Mexican American school leadership in south Texas: toward a critical race analysis of school finance policy

Access full-text files




Alemán, Enrique, 1971-

Journal Title

Journal ISSN

Volume Title

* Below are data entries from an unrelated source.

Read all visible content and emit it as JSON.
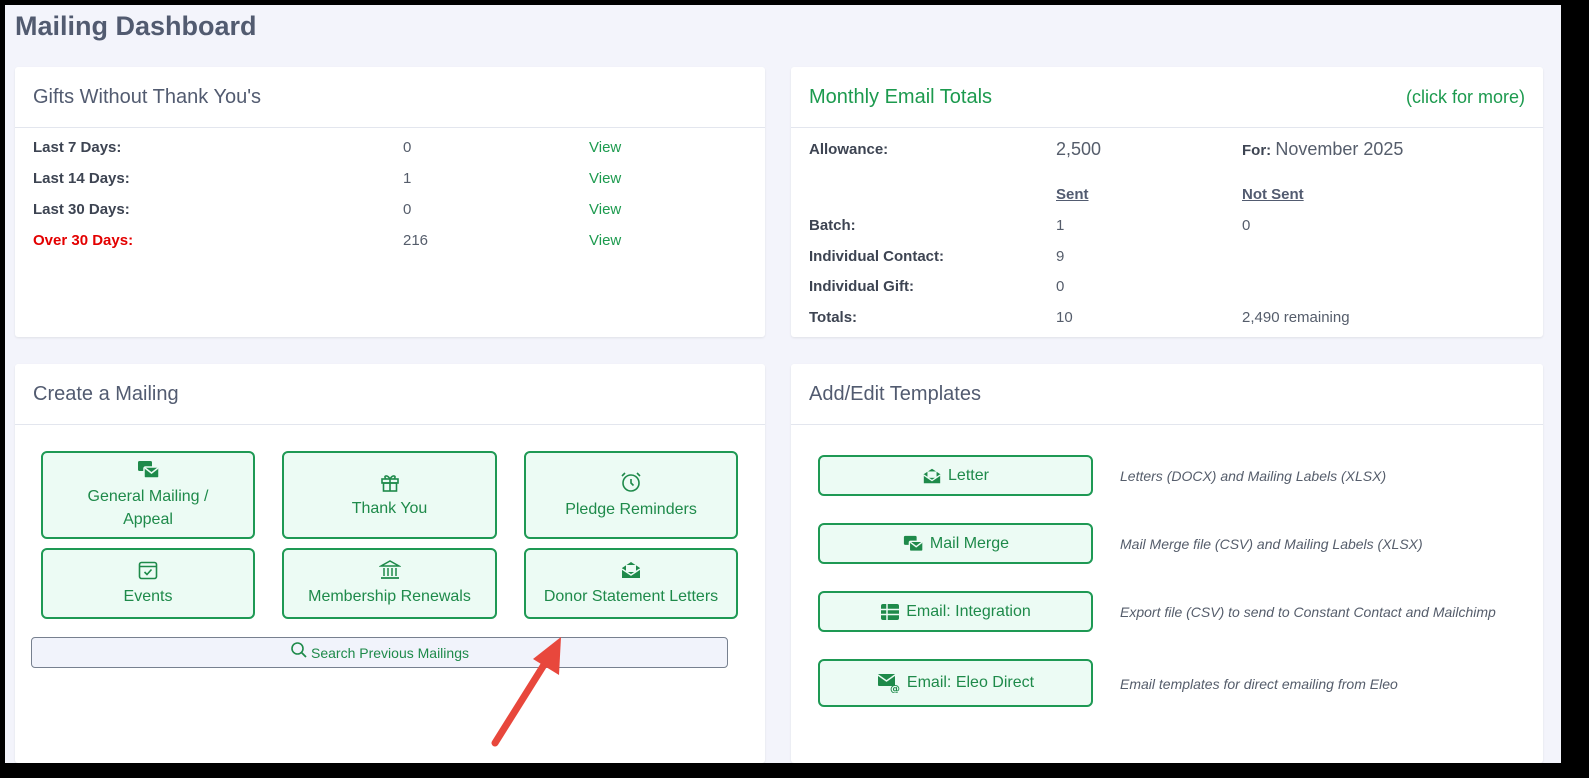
{
  "page": {
    "title": "Mailing Dashboard"
  },
  "gifts": {
    "title": "Gifts Without Thank You's",
    "rows": [
      {
        "label": "Last 7 Days:",
        "value": "0",
        "link": "View"
      },
      {
        "label": "Last 14 Days:",
        "value": "1",
        "link": "View"
      },
      {
        "label": "Last 30 Days:",
        "value": "0",
        "link": "View"
      },
      {
        "label": "Over 30 Days:",
        "value": "216",
        "link": "View"
      }
    ]
  },
  "email_totals": {
    "title": "Monthly Email Totals",
    "more_link": "(click for more)",
    "allowance_label": "Allowance:",
    "allowance_value": "2,500",
    "for_label": "For:",
    "for_value": "November 2025",
    "col_sent": "Sent",
    "col_not_sent": "Not Sent",
    "rows": [
      {
        "label": "Batch:",
        "sent": "1",
        "not_sent": "0"
      },
      {
        "label": "Individual Contact:",
        "sent": "9",
        "not_sent": ""
      },
      {
        "label": "Individual Gift:",
        "sent": "0",
        "not_sent": ""
      },
      {
        "label": "Totals:",
        "sent": "10",
        "not_sent": "2,490 remaining"
      }
    ]
  },
  "create": {
    "title": "Create a Mailing",
    "tiles": [
      {
        "label": "General Mailing / Appeal",
        "icon": "mail-stack-icon"
      },
      {
        "label": "Thank You",
        "icon": "gift-icon"
      },
      {
        "label": "Pledge Reminders",
        "icon": "alarm-clock-icon"
      },
      {
        "label": "Events",
        "icon": "calendar-check-icon"
      },
      {
        "label": "Membership Renewals",
        "icon": "bank-icon"
      },
      {
        "label": "Donor Statement Letters",
        "icon": "envelope-letter-icon"
      }
    ],
    "search_label": "Search Previous Mailings"
  },
  "templates": {
    "title": "Add/Edit Templates",
    "items": [
      {
        "label": "Letter",
        "icon": "envelope-letter-icon",
        "desc": "Letters (DOCX) and Mailing Labels (XLSX)"
      },
      {
        "label": "Mail Merge",
        "icon": "mail-stack-icon",
        "desc": "Mail Merge file (CSV) and Mailing Labels (XLSX)"
      },
      {
        "label": "Email: Integration",
        "icon": "table-icon",
        "desc": "Export file (CSV) to send to Constant Contact and Mailchimp"
      },
      {
        "label": "Email: Eleo Direct",
        "icon": "email-at-icon",
        "desc": "Email templates for direct emailing from Eleo"
      }
    ]
  },
  "colors": {
    "accent": "#1c9a4e",
    "warning": "#e30000",
    "arrow": "#e8473c"
  }
}
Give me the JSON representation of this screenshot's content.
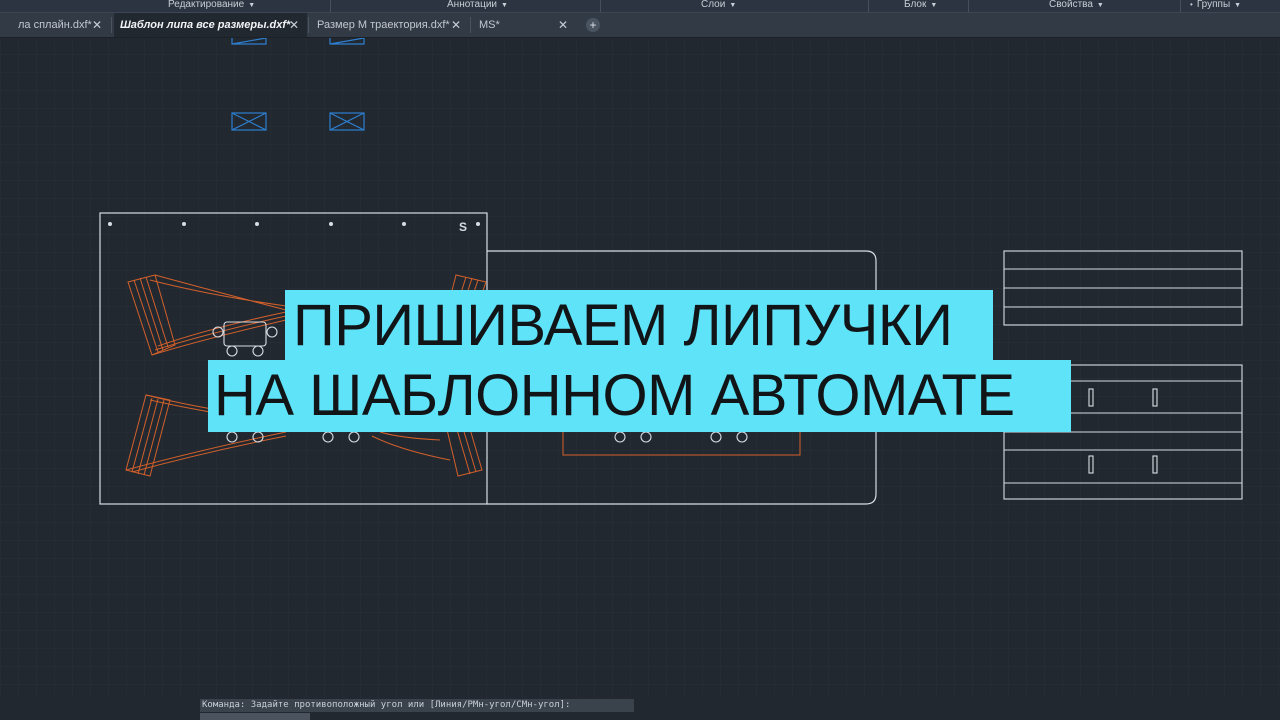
{
  "ribbon": {
    "panels": [
      "Редактирование",
      "Аннотации",
      "Слои",
      "Блок",
      "Свойства",
      "Группы"
    ]
  },
  "tabs": [
    {
      "label": "ла сплайн.dxf*",
      "active": false
    },
    {
      "label": "Шаблон липа все размеры.dxf*",
      "active": true
    },
    {
      "label": "Размер М траектория.dxf*",
      "active": false
    },
    {
      "label": "MS*",
      "active": false
    }
  ],
  "tab_close_glyph": "✕",
  "tab_add_glyph": "+",
  "drawing": {
    "marker": "S",
    "line_color": "#d8dde3",
    "orange_color": "#d3602a",
    "blue_color": "#2e7fd0",
    "grid_color": "#2a323c"
  },
  "overlay": {
    "line1": "ПРИШИВАЕМ ЛИПУЧКИ",
    "line2": "НА ШАБЛОННОМ АВТОМАТЕ",
    "background": "#5fe3f9"
  },
  "command": {
    "text": "Команда: Задайте противоположный угол или [Линия/РМн-угол/СМн-угол]:"
  }
}
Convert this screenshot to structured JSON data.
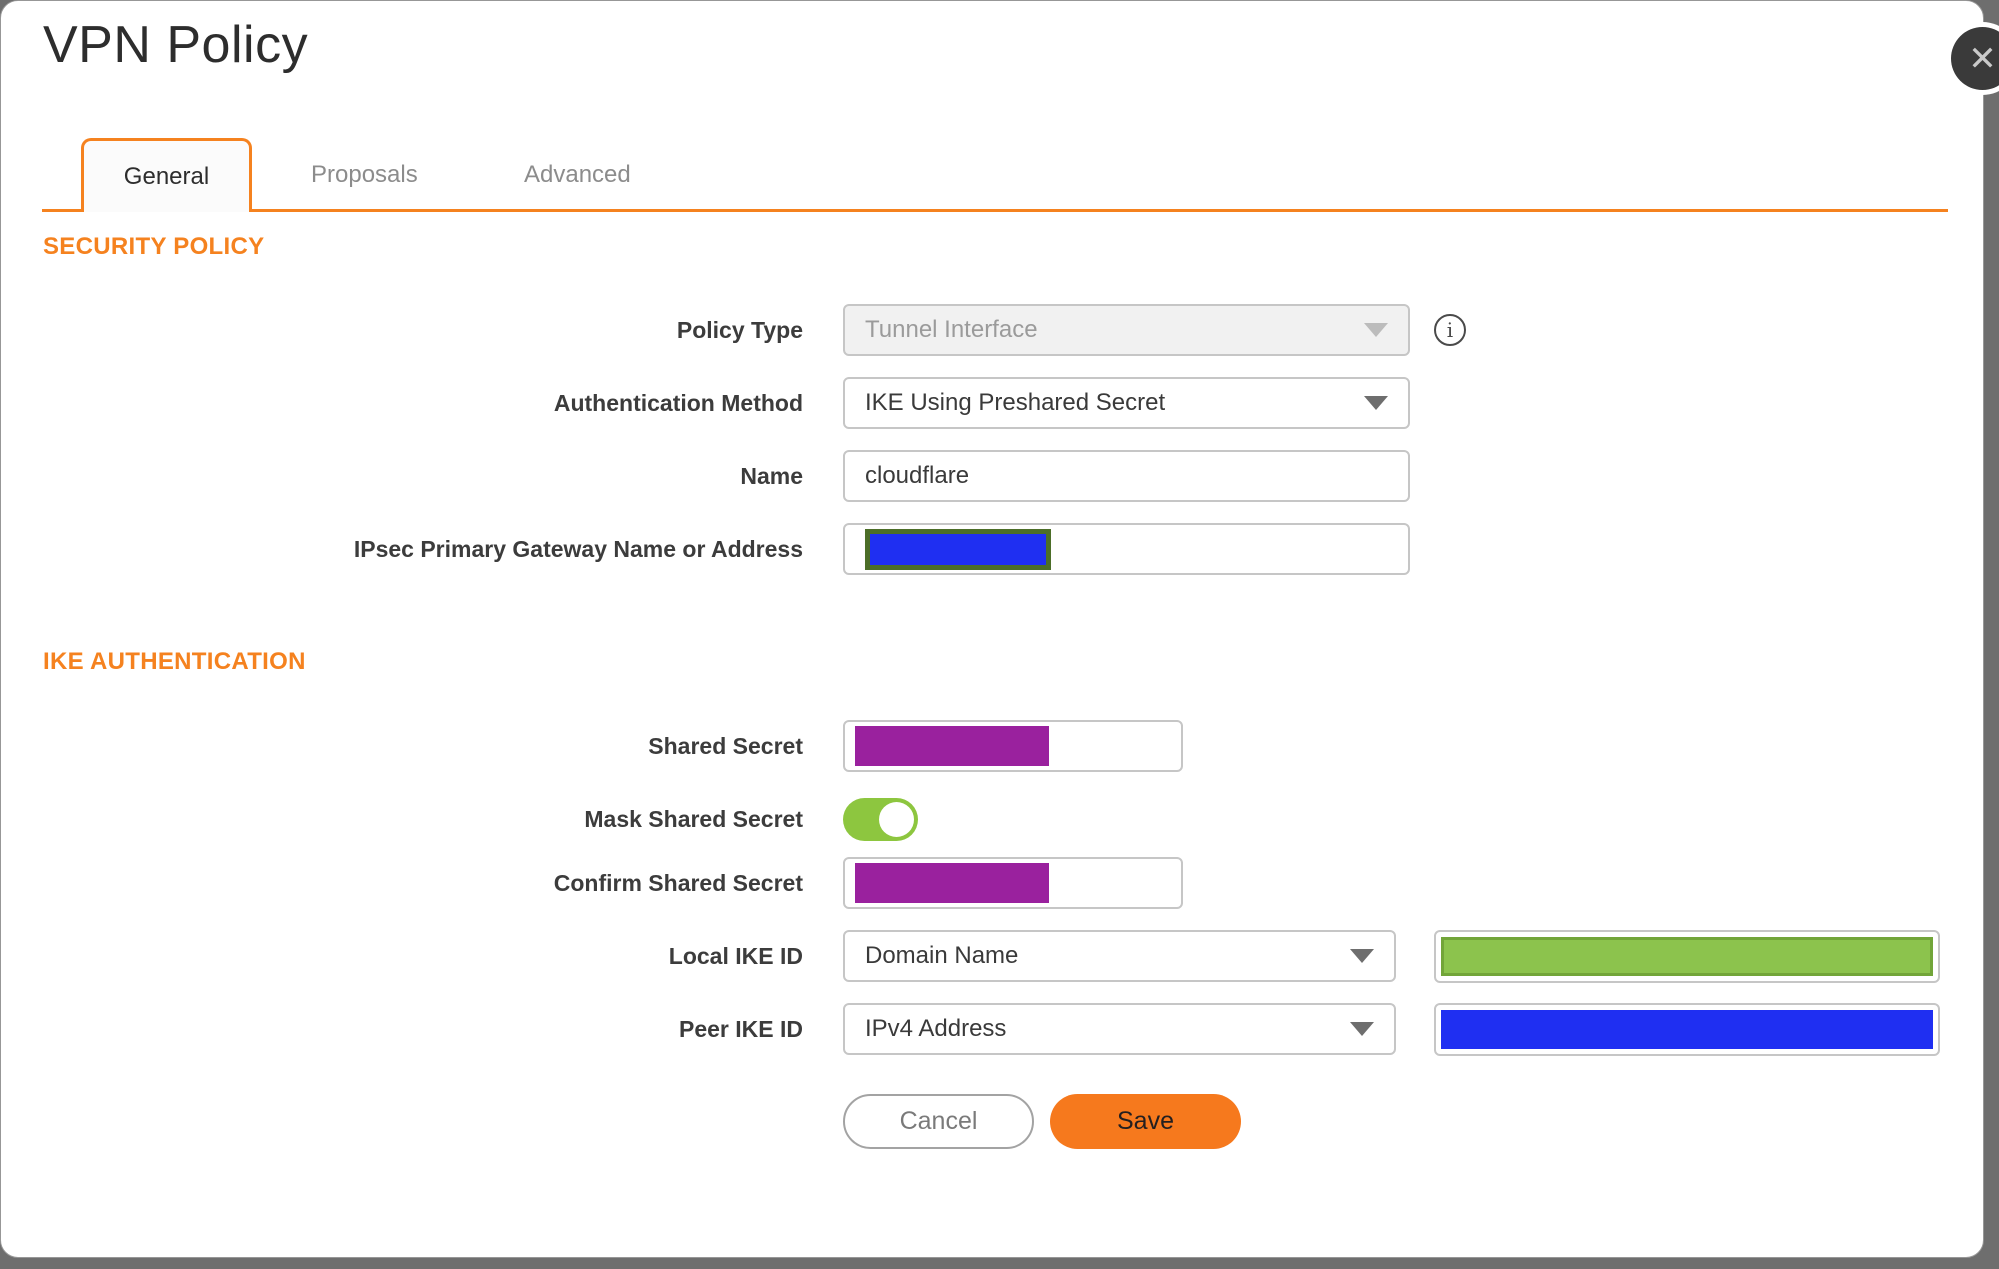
{
  "modal": {
    "title": "VPN Policy"
  },
  "icons": {
    "close": "✕",
    "info": "i",
    "caret": "▼"
  },
  "tabs": [
    {
      "label": "General",
      "active": true
    },
    {
      "label": "Proposals",
      "active": false
    },
    {
      "label": "Advanced",
      "active": false
    }
  ],
  "sections": {
    "security_policy": "SECURITY POLICY",
    "ike_authentication": "IKE AUTHENTICATION"
  },
  "form": {
    "policy_type": {
      "label": "Policy Type",
      "value": "Tunnel Interface",
      "disabled": true
    },
    "authentication_method": {
      "label": "Authentication Method",
      "value": "IKE Using Preshared Secret"
    },
    "name": {
      "label": "Name",
      "value": "cloudflare"
    },
    "gateway": {
      "label": "IPsec Primary Gateway Name or Address",
      "value_redacted": true
    },
    "shared_secret": {
      "label": "Shared Secret",
      "value_redacted": true
    },
    "mask_shared_secret": {
      "label": "Mask Shared Secret",
      "enabled": true
    },
    "confirm_shared_secret": {
      "label": "Confirm Shared Secret",
      "value_redacted": true
    },
    "local_ike_id": {
      "label": "Local IKE ID",
      "value": "Domain Name",
      "id_value_redacted": true
    },
    "peer_ike_id": {
      "label": "Peer IKE ID",
      "value": "IPv4 Address",
      "id_value_redacted": true
    }
  },
  "buttons": {
    "cancel": "Cancel",
    "save": "Save"
  },
  "colors": {
    "accent_orange": "#f5821f",
    "save_orange": "#f6791d",
    "toggle_green": "#8dc63f",
    "redaction_purple": "#9a219e",
    "redaction_blue": "#1f2ff2",
    "redaction_blue_border": "#4c6e28",
    "redaction_green": "#8cc34d",
    "redaction_green_border": "#72a539",
    "backdrop_gray": "#6e6e6e"
  }
}
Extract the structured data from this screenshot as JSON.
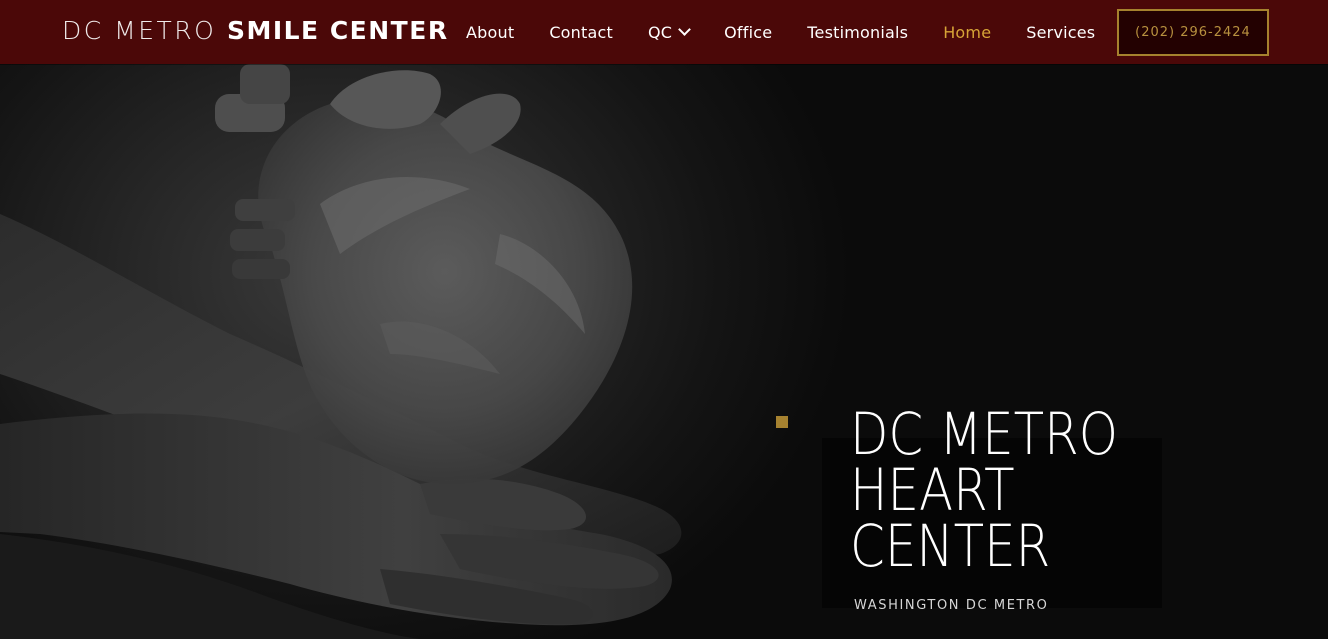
{
  "header": {
    "brand_light": "DC METRO",
    "brand_bold": "SMILE CENTER",
    "nav": [
      {
        "label": "About"
      },
      {
        "label": "Contact"
      },
      {
        "label": "QC"
      },
      {
        "label": "Office"
      },
      {
        "label": "Testimonials"
      },
      {
        "label": "Home"
      },
      {
        "label": "Services"
      }
    ],
    "phone": "(202) 296-2424"
  },
  "hero": {
    "title_lines": [
      "DC METRO",
      "HEART",
      "CENTER"
    ],
    "subtitle": "WASHINGTON DC METRO"
  },
  "colors": {
    "header_bg": "#4b0808",
    "accent_gold": "#d7a437",
    "button_border": "#a6822e",
    "hero_bg": "#0b0b0b"
  },
  "icons": {
    "dropdown": "chevron-down-icon"
  }
}
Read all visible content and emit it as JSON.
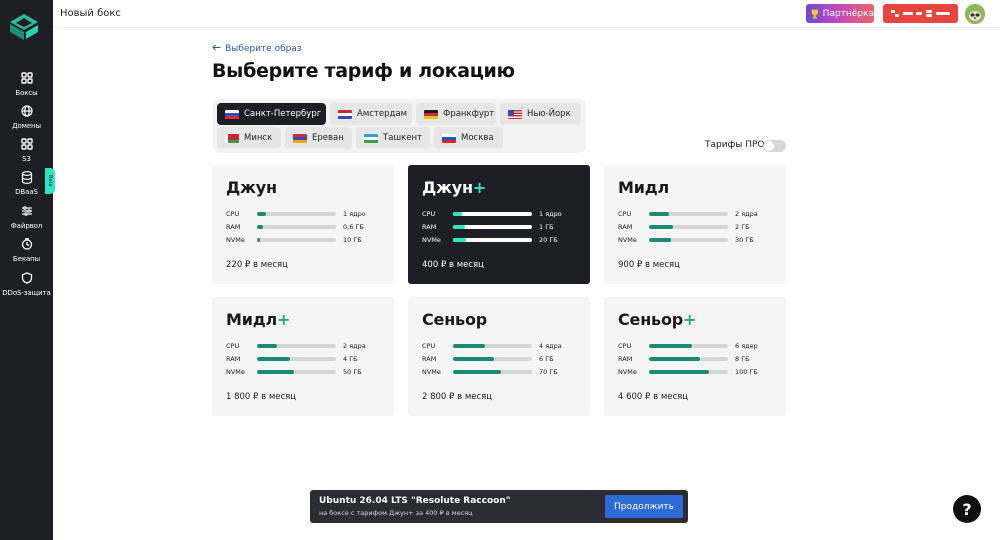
{
  "topbar": {
    "title": "Новый бокс",
    "partner_label": "Партнёрка"
  },
  "sidebar": {
    "items": [
      {
        "label": "Боксы"
      },
      {
        "label": "Домены"
      },
      {
        "label": "S3"
      },
      {
        "label": "DBaaS"
      },
      {
        "label": "Файрвол"
      },
      {
        "label": "Бекапы"
      },
      {
        "label": "DDoS-защита"
      }
    ],
    "beta_badge": "Beta"
  },
  "header": {
    "back_link": "Выберите образ",
    "title": "Выберите тариф и локацию"
  },
  "locations": [
    {
      "name": "Санкт-Петербург",
      "active": true
    },
    {
      "name": "Амстердам",
      "active": false
    },
    {
      "name": "Франкфурт",
      "active": false
    },
    {
      "name": "Нью-Йорк",
      "active": false
    },
    {
      "name": "Минск",
      "active": false
    },
    {
      "name": "Ереван",
      "active": false
    },
    {
      "name": "Ташкент",
      "active": false
    },
    {
      "name": "Москва",
      "active": false
    }
  ],
  "pro_toggle": {
    "label": "Тарифы ПРО",
    "on": false
  },
  "spec_labels": {
    "cpu": "CPU",
    "ram": "RAM",
    "nvme": "NVMe"
  },
  "plans": [
    {
      "base": "Джун",
      "plus": "",
      "cpu": "1 ядро",
      "ram": "0,6 ГБ",
      "nvme": "10 ГБ",
      "price": "220 ₽ в месяц",
      "cpu_fill": 0.11,
      "ram_fill": 0.08,
      "nvme_fill": 0.04,
      "selected": false
    },
    {
      "base": "Джун",
      "plus": "+",
      "cpu": "1 ядро",
      "ram": "1 ГБ",
      "nvme": "20 ГБ",
      "price": "400 ₽ в месяц",
      "cpu_fill": 0.11,
      "ram_fill": 0.15,
      "nvme_fill": 0.17,
      "selected": true
    },
    {
      "base": "Мидл",
      "plus": "",
      "cpu": "2 ядра",
      "ram": "2 ГБ",
      "nvme": "30 ГБ",
      "price": "900 ₽ в месяц",
      "cpu_fill": 0.25,
      "ram_fill": 0.3,
      "nvme_fill": 0.28,
      "selected": false
    },
    {
      "base": "Мидл",
      "plus": "+",
      "cpu": "2 ядра",
      "ram": "4 ГБ",
      "nvme": "50 ГБ",
      "price": "1 800 ₽ в месяц",
      "cpu_fill": 0.25,
      "ram_fill": 0.42,
      "nvme_fill": 0.47,
      "selected": false
    },
    {
      "base": "Сеньор",
      "plus": "",
      "cpu": "4 ядра",
      "ram": "6 ГБ",
      "nvme": "70 ГБ",
      "price": "2 800 ₽ в месяц",
      "cpu_fill": 0.4,
      "ram_fill": 0.52,
      "nvme_fill": 0.61,
      "selected": false
    },
    {
      "base": "Сеньор",
      "plus": "+",
      "cpu": "6 ядер",
      "ram": "8 ГБ",
      "nvme": "100 ГБ",
      "price": "4 600 ₽ в месяц",
      "cpu_fill": 0.55,
      "ram_fill": 0.65,
      "nvme_fill": 0.76,
      "selected": false
    }
  ],
  "bottom": {
    "os_title": "Ubuntu 26.04 LTS \"Resolute Raccoon\"",
    "subtitle": "на боксе с тарифом Джун+ за 400 ₽ в месяц",
    "continue_label": "Продолжить"
  },
  "help_label": "?",
  "colors": {
    "sidebar_bg": "#1e1f24",
    "accent_teal": "#2ee6c6",
    "bar_fill": "#1a8a72",
    "primary_blue": "#2f6bd6",
    "balance_red": "#e8453c"
  }
}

The purpose of this study was to understand the nature of the discourse utilized by Mexican American educational leaders in the debate over school finance reform in Texas. After thirty years of struggle toward equity in funding, legislative reform proposals and litigation to overturn the current system are now under consideration. This study examined how educational leaders privately situate their district’s financial health in the current system. It also delineates Mexican American school leadership public discourse in this context. Because education policy analysis and the politics of education are rarely examined through a critical race framework (López, 2003; Parker, 2003, pg. 154), a methodology utilizing this perspective was employed. A Latino Critical (LatCrit) Theory framework was utilized to further investigate how racial identity, social justice goals and political organization were addressed by the Mexican American participants (Haney López, 1998; Nuñez, 1999). Interviews with school leadership, examination of legislative testimony and an analysis of state school finance policy were the primary methods of collecting data. The research suggests that school leadership discourse is informed by personal backgrounds in struggle, perseverance and work ethic. Political organization and advocacy is identified as an essential element of school leaders’ responsibilities, however, concepts of race and racism are defined narrowly and deemed ineffective in the political discourse. Although the educational leaders view school finance as unfair, inequitable, and insufficient, they deny the institutional role that racism plays. Whereas they negate the racial hierarchy instituted by the school finance system, they practice a racial, coalitional process of political participation and organization. This research further develops scholarship in educational administration, politics of education and education policy analysis. It continues on the emerging critical race policy analysis track laid by Parker (2003), heeds López’ (2003) call to introduce race analysis in the politics of education field, and builds upon the burgeoning LatCrit scholarship conducted by Solórzano & Yosso (2001). This research has implications for training school leadership in areas of critical race thought, policy analysis and politics of education. It directly connects to social justice, social activism and equity issues affecting Mexican American and marginalized communities of color.